Phase 2 will include connectivity and interoperability with utility service providers and governmental services, facilitating the automated and rapid acquisition and verification of specific customer data, such as proof of residential address, thus expediting further the onboarding process and reducing the effort for bank customers to provide to banks themselves the relevant KYC information that banks require in order to open an account or in order to update an existing client’s information.
Phase 3 will comprise digital information sharing between participating banks, for new bank account opening or bank account switching, which in turn will reduce the need for further engaging the customer in the process of account opening in other banks in Cyprus. The aim is to reduce or even potentially eliminate duplications of submissions of data by bank customers and thus make it easier for customers to apply to other banks for accounts or products.
I would like to note that Phase 2 does not constitute a prerequisite for advancing to Phase 3. In other words, we will proceed with the phase that is ready to implement the earliest possible.
Secondly, the continued operation of our Innovation Hub, which this year has so far interacted with 10 fintech entities, serves as a portal for an ongoing and constructive dialogue on innovative products and services. The innovation hub is open to new firms as well as incumbent institutions. It is also an important milestone that enables the CBC to achieve its supervisory objectives and priorities relevant to digital operational resilience and cybersecurity.
Let me now conclude.
Digitalisation is transforming society in ways that would have been difficult to conceive only a few years ago, with profound effects expected in the near future on the way banking and payment services are offered. Emphasizing transparency and efficiency is crucial, while shaping an ecosystem where ease of use, transaction speed and cost-effectiveness are priorities.

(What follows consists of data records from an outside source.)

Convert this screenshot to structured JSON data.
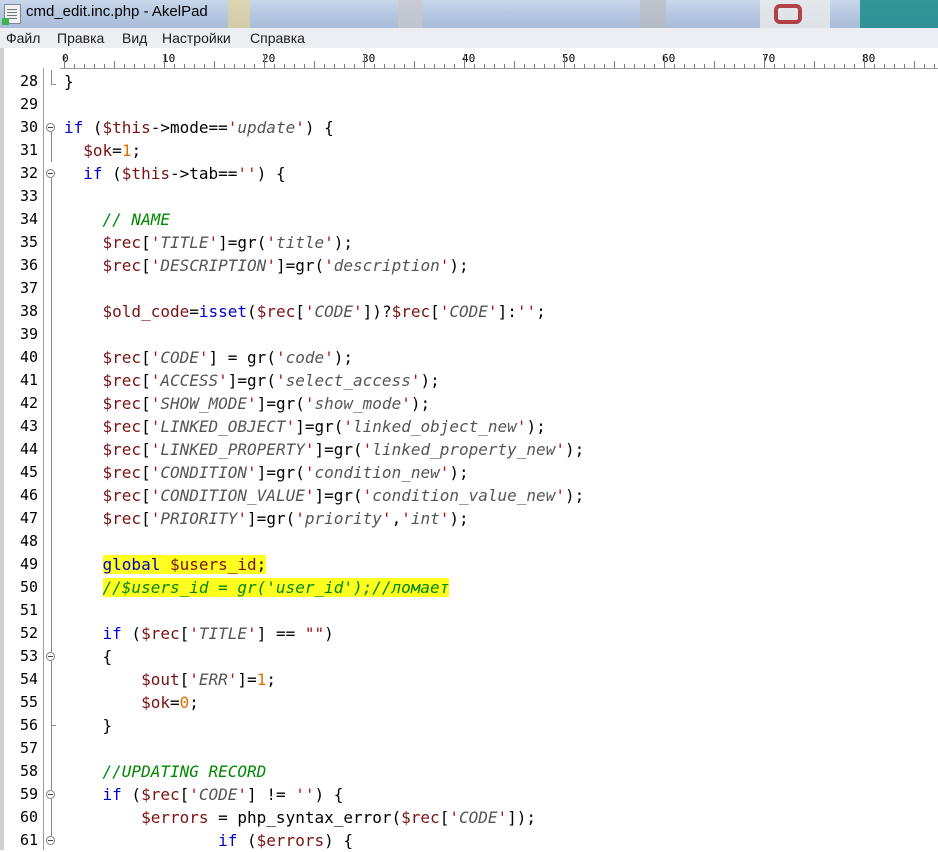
{
  "window": {
    "title": "cmd_edit.inc.php - AkelPad"
  },
  "menu": [
    "Файл",
    "Правка",
    "Вид",
    "Настройки",
    "Справка"
  ],
  "ruler": {
    "labels": [
      "0",
      "10",
      "20",
      "30",
      "40",
      "50",
      "60",
      "70",
      "80"
    ]
  },
  "editor": {
    "line_numbers": [
      "28",
      "29",
      "30",
      "31",
      "32",
      "33",
      "34",
      "35",
      "36",
      "37",
      "38",
      "39",
      "40",
      "41",
      "42",
      "43",
      "44",
      "45",
      "46",
      "47",
      "48",
      "49",
      "50",
      "51",
      "52",
      "53",
      "54",
      "55",
      "56",
      "57",
      "58",
      "59",
      "60",
      "61"
    ],
    "lines": [
      "}",
      "",
      "if ($this->mode=='update') {",
      "  $ok=1;",
      "  if ($this->tab=='') {",
      "",
      "    // NAME",
      "    $rec['TITLE']=gr('title');",
      "    $rec['DESCRIPTION']=gr('description');",
      "",
      "    $old_code=isset($rec['CODE'])?$rec['CODE']:'';",
      "",
      "    $rec['CODE'] = gr('code');",
      "    $rec['ACCESS']=gr('select_access');",
      "    $rec['SHOW_MODE']=gr('show_mode');",
      "    $rec['LINKED_OBJECT']=gr('linked_object_new');",
      "    $rec['LINKED_PROPERTY']=gr('linked_property_new');",
      "    $rec['CONDITION']=gr('condition_new');",
      "    $rec['CONDITION_VALUE']=gr('condition_value_new');",
      "    $rec['PRIORITY']=gr('priority','int');",
      "",
      "    global $users_id;",
      "    //$users_id = gr('user_id');//ломает",
      "",
      "    if ($rec['TITLE'] == \"\")",
      "    {",
      "        $out['ERR']=1;",
      "        $ok=0;",
      "    }",
      "",
      "    //UPDATING RECORD",
      "    if ($rec['CODE'] != '') {",
      "        $errors = php_syntax_error($rec['CODE']);",
      "                if ($errors) {"
    ],
    "highlighted_lines": [
      "49",
      "50"
    ]
  },
  "colors": {
    "keyword": "#0000cc",
    "variable": "#7a1212",
    "string": "#555555",
    "quote": "#b01010",
    "number": "#e07000",
    "comment": "#008800",
    "highlight": "#ffff20"
  }
}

At this significant turn of history, both the Central Bank of Cyprus and the ECB are acting promptly and proactively, in order to ensure that that they are well poised to embrace the future.